**** EXERCISE INPUTS ****

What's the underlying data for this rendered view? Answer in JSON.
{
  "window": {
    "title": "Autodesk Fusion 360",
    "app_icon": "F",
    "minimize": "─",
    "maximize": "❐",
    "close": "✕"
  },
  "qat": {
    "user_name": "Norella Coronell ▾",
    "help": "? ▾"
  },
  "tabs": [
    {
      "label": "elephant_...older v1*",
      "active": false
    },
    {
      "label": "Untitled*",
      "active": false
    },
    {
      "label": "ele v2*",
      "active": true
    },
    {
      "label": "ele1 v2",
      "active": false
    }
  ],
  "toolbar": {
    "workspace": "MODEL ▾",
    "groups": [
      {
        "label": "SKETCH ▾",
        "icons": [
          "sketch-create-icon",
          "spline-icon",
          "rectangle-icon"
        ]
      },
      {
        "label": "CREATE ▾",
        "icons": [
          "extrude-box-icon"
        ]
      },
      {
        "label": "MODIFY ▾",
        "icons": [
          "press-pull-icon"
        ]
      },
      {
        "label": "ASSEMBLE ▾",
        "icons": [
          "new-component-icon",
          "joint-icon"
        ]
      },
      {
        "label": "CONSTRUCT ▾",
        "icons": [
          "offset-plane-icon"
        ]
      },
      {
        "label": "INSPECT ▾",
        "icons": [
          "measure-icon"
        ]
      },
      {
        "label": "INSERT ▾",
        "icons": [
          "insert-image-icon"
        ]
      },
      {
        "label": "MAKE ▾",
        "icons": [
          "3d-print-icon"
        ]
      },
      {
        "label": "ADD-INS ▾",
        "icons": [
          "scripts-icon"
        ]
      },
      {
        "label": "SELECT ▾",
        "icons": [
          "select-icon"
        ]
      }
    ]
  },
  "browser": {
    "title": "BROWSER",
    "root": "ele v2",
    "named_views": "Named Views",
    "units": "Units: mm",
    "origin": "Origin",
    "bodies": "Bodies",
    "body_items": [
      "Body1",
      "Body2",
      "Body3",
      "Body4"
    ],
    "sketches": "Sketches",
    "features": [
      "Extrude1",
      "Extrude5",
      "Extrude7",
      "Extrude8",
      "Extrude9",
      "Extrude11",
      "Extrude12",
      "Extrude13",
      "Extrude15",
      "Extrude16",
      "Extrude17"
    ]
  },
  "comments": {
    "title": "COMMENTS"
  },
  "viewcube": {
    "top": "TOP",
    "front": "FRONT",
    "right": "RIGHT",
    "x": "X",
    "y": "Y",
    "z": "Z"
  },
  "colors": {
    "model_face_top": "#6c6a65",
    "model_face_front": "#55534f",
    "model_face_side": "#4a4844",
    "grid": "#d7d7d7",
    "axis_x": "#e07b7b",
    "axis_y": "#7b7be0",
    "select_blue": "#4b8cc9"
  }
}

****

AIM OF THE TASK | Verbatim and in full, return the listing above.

RESPONSE AREA |
What's the underlying data for this rendered view? Answer in JSON.
{
  "window": {
    "title": "Autodesk Fusion 360",
    "app_icon": "F",
    "minimize": "─",
    "maximize": "❐",
    "close": "✕"
  },
  "qat": {
    "user_name": "Norella Coronell ▾",
    "help": "? ▾"
  },
  "tabs": [
    {
      "label": "elephant_...older v1*",
      "active": false
    },
    {
      "label": "Untitled*",
      "active": false
    },
    {
      "label": "ele v2*",
      "active": true
    },
    {
      "label": "ele1 v2",
      "active": false
    }
  ],
  "toolbar": {
    "workspace": "MODEL ▾",
    "groups": [
      {
        "label": "SKETCH ▾",
        "icons": [
          "sketch-create-icon",
          "spline-icon",
          "rectangle-icon"
        ]
      },
      {
        "label": "CREATE ▾",
        "icons": [
          "extrude-box-icon"
        ]
      },
      {
        "label": "MODIFY ▾",
        "icons": [
          "press-pull-icon"
        ]
      },
      {
        "label": "ASSEMBLE ▾",
        "icons": [
          "new-component-icon",
          "joint-icon"
        ]
      },
      {
        "label": "CONSTRUCT ▾",
        "icons": [
          "offset-plane-icon"
        ]
      },
      {
        "label": "INSPECT ▾",
        "icons": [
          "measure-icon"
        ]
      },
      {
        "label": "INSERT ▾",
        "icons": [
          "insert-image-icon"
        ]
      },
      {
        "label": "MAKE ▾",
        "icons": [
          "3d-print-icon"
        ]
      },
      {
        "label": "ADD-INS ▾",
        "icons": [
          "scripts-icon"
        ]
      },
      {
        "label": "SELECT ▾",
        "icons": [
          "select-icon"
        ]
      }
    ]
  },
  "browser": {
    "title": "BROWSER",
    "root": "ele v2",
    "named_views": "Named Views",
    "units": "Units: mm",
    "origin": "Origin",
    "bodies": "Bodies",
    "body_items": [
      "Body1",
      "Body2",
      "Body3",
      "Body4"
    ],
    "sketches": "Sketches",
    "features": [
      "Extrude1",
      "Extrude5",
      "Extrude7",
      "Extrude8",
      "Extrude9",
      "Extrude11",
      "Extrude12",
      "Extrude13",
      "Extrude15",
      "Extrude16",
      "Extrude17"
    ]
  },
  "comments": {
    "title": "COMMENTS"
  },
  "viewcube": {
    "top": "TOP",
    "front": "FRONT",
    "right": "RIGHT",
    "x": "X",
    "y": "Y",
    "z": "Z"
  },
  "colors": {
    "model_face_top": "#6c6a65",
    "model_face_front": "#55534f",
    "model_face_side": "#4a4844",
    "grid": "#d7d7d7",
    "axis_x": "#e07b7b",
    "axis_y": "#7b7be0",
    "select_blue": "#4b8cc9"
  }
}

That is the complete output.